Task description
Could every entry be set down once more, exactly as given?

Records supplied
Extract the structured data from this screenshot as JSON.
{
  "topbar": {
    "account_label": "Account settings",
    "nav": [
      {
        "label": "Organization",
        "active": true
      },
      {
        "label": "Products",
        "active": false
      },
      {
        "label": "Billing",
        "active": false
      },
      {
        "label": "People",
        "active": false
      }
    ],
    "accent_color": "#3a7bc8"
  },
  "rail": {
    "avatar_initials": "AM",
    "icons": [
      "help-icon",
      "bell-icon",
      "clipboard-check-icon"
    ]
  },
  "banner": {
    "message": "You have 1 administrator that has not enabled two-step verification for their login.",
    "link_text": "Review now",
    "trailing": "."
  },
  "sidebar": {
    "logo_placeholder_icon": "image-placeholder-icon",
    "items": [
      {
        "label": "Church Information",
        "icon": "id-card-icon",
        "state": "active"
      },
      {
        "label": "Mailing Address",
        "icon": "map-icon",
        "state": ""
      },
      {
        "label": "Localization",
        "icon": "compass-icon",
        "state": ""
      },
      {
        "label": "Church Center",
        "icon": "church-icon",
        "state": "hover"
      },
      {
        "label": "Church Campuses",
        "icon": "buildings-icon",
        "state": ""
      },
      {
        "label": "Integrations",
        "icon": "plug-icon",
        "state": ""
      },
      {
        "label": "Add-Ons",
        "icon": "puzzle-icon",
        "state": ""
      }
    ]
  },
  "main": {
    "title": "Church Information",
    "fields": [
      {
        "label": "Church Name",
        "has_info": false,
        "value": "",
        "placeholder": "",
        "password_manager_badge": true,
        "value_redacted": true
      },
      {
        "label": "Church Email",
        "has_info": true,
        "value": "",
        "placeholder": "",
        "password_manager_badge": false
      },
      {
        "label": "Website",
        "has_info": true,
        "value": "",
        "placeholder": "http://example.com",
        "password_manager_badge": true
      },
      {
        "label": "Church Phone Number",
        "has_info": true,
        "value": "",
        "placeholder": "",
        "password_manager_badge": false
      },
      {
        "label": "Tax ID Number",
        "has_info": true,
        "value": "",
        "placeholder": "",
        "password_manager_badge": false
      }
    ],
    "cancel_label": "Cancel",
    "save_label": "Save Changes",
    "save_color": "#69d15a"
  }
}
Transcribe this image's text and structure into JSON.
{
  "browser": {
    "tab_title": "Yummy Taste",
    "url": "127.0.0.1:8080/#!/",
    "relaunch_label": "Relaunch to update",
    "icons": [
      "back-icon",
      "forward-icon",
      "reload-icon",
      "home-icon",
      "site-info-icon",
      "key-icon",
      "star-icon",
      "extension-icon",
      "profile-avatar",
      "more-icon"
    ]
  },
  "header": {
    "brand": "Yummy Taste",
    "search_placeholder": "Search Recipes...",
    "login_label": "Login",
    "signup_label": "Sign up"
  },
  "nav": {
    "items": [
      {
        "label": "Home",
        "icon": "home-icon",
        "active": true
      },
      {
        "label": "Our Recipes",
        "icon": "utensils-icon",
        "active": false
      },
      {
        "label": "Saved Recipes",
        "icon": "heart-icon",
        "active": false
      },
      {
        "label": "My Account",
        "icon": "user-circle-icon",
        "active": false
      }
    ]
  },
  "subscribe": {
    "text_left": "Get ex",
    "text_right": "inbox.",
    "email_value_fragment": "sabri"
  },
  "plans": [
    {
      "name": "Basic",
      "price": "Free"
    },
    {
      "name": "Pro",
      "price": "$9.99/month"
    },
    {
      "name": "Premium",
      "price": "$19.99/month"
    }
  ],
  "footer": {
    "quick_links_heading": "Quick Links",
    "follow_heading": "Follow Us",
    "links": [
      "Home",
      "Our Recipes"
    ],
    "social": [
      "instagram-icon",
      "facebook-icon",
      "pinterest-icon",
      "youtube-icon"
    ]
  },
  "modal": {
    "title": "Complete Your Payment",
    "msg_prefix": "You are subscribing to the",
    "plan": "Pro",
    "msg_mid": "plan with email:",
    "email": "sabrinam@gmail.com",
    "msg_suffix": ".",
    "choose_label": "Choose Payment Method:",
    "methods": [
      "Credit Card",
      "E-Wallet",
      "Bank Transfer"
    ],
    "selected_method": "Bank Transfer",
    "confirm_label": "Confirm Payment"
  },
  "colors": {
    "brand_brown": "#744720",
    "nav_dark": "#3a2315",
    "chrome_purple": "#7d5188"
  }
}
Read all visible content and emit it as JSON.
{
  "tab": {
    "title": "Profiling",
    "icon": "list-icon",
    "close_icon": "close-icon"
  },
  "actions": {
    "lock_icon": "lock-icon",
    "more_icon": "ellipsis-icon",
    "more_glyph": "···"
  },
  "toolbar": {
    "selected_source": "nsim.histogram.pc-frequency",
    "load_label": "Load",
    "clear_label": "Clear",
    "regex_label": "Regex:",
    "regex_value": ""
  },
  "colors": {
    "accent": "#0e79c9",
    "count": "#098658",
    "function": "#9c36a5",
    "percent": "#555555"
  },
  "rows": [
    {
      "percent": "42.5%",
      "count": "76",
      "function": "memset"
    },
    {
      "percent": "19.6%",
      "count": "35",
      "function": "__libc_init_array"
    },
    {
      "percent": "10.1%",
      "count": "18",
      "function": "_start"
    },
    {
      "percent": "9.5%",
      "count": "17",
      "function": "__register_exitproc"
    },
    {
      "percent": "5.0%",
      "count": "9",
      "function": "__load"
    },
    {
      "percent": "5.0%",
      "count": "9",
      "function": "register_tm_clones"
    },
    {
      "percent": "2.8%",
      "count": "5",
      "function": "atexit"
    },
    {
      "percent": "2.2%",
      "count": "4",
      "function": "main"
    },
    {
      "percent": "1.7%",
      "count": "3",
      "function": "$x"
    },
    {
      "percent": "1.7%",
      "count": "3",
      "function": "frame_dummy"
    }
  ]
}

Task result
Extract the structured data from this screenshot as JSON.
{
  "topbar": {
    "account_label": "Account settings",
    "nav": [
      {
        "label": "Organization",
        "active": true
      },
      {
        "label": "Products",
        "active": false
      },
      {
        "label": "Billing",
        "active": false
      },
      {
        "label": "People",
        "active": false
      }
    ],
    "accent_color": "#3a7bc8"
  },
  "rail": {
    "avatar_initials": "AM",
    "icons": [
      "help-icon",
      "bell-icon",
      "clipboard-check-icon"
    ]
  },
  "banner": {
    "message": "You have 1 administrator that has not enabled two-step verification for their login.",
    "link_text": "Review now",
    "trailing": "."
  },
  "sidebar": {
    "logo_placeholder_icon": "image-placeholder-icon",
    "items": [
      {
        "label": "Church Information",
        "icon": "id-card-icon",
        "state": "active"
      },
      {
        "label": "Mailing Address",
        "icon": "map-icon",
        "state": ""
      },
      {
        "label": "Localization",
        "icon": "compass-icon",
        "state": ""
      },
      {
        "label": "Church Center",
        "icon": "church-icon",
        "state": "hover"
      },
      {
        "label": "Church Campuses",
        "icon": "buildings-icon",
        "state": ""
      },
      {
        "label": "Integrations",
        "icon": "plug-icon",
        "state": ""
      },
      {
        "label": "Add-Ons",
        "icon": "puzzle-icon",
        "state": ""
      }
    ]
  },
  "main": {
    "title": "Church Information",
    "fields": [
      {
        "label": "Church Name",
        "has_info": false,
        "value": "",
        "placeholder": "",
        "password_manager_badge": true,
        "value_redacted": true
      },
      {
        "label": "Church Email",
        "has_info": true,
        "value": "",
        "placeholder": "",
        "password_manager_badge": false
      },
      {
        "label": "Website",
        "has_info": true,
        "value": "",
        "placeholder": "http://example.com",
        "password_manager_badge": true
      },
      {
        "label": "Church Phone Number",
        "has_info": true,
        "value": "",
        "placeholder": "",
        "password_manager_badge": false
      },
      {
        "label": "Tax ID Number",
        "has_info": true,
        "value": "",
        "placeholder": "",
        "password_manager_badge": false
      }
    ],
    "cancel_label": "Cancel",
    "save_label": "Save Changes",
    "save_color": "#69d15a"
  }
}
Transcribe this image's text and structure into JSON.
{
  "browser": {
    "tab_title": "Yummy Taste",
    "url": "127.0.0.1:8080/#!/",
    "relaunch_label": "Relaunch to update",
    "icons": [
      "back-icon",
      "forward-icon",
      "reload-icon",
      "home-icon",
      "site-info-icon",
      "key-icon",
      "star-icon",
      "extension-icon",
      "profile-avatar",
      "more-icon"
    ]
  },
  "header": {
    "brand": "Yummy Taste",
    "search_placeholder": "Search Recipes...",
    "login_label": "Login",
    "signup_label": "Sign up"
  },
  "nav": {
    "items": [
      {
        "label": "Home",
        "icon": "home-icon",
        "active": true
      },
      {
        "label": "Our Recipes",
        "icon": "utensils-icon",
        "active": false
      },
      {
        "label": "Saved Recipes",
        "icon": "heart-icon",
        "active": false
      },
      {
        "label": "My Account",
        "icon": "user-circle-icon",
        "active": false
      }
    ]
  },
  "subscribe": {
    "text_left": "Get ex",
    "text_right": "inbox.",
    "email_value_fragment": "sabri"
  },
  "plans": [
    {
      "name": "Basic",
      "price": "Free"
    },
    {
      "name": "Pro",
      "price": "$9.99/month"
    },
    {
      "name": "Premium",
      "price": "$19.99/month"
    }
  ],
  "footer": {
    "quick_links_heading": "Quick Links",
    "follow_heading": "Follow Us",
    "links": [
      "Home",
      "Our Recipes"
    ],
    "social": [
      "instagram-icon",
      "facebook-icon",
      "pinterest-icon",
      "youtube-icon"
    ]
  },
  "modal": {
    "title": "Complete Your Payment",
    "msg_prefix": "You are subscribing to the",
    "plan": "Pro",
    "msg_mid": "plan with email:",
    "email": "sabrinam@gmail.com",
    "msg_suffix": ".",
    "choose_label": "Choose Payment Method:",
    "methods": [
      "Credit Card",
      "E-Wallet",
      "Bank Transfer"
    ],
    "selected_method": "Bank Transfer",
    "confirm_label": "Confirm Payment"
  },
  "colors": {
    "brand_brown": "#744720",
    "nav_dark": "#3a2315",
    "chrome_purple": "#7d5188"
  }
}
Read all visible content and emit it as JSON.
{
  "tab": {
    "title": "Profiling",
    "icon": "list-icon",
    "close_icon": "close-icon"
  },
  "actions": {
    "lock_icon": "lock-icon",
    "more_icon": "ellipsis-icon",
    "more_glyph": "···"
  },
  "toolbar": {
    "selected_source": "nsim.histogram.pc-frequency",
    "load_label": "Load",
    "clear_label": "Clear",
    "regex_label": "Regex:",
    "regex_value": ""
  },
  "colors": {
    "accent": "#0e79c9",
    "count": "#098658",
    "function": "#9c36a5",
    "percent": "#555555"
  },
  "rows": [
    {
      "percent": "42.5%",
      "count": "76",
      "function": "memset"
    },
    {
      "percent": "19.6%",
      "count": "35",
      "function": "__libc_init_array"
    },
    {
      "percent": "10.1%",
      "count": "18",
      "function": "_start"
    },
    {
      "percent": "9.5%",
      "count": "17",
      "function": "__register_exitproc"
    },
    {
      "percent": "5.0%",
      "count": "9",
      "function": "__load"
    },
    {
      "percent": "5.0%",
      "count": "9",
      "function": "register_tm_clones"
    },
    {
      "percent": "2.8%",
      "count": "5",
      "function": "atexit"
    },
    {
      "percent": "2.2%",
      "count": "4",
      "function": "main"
    },
    {
      "percent": "1.7%",
      "count": "3",
      "function": "$x"
    },
    {
      "percent": "1.7%",
      "count": "3",
      "function": "frame_dummy"
    }
  ]
}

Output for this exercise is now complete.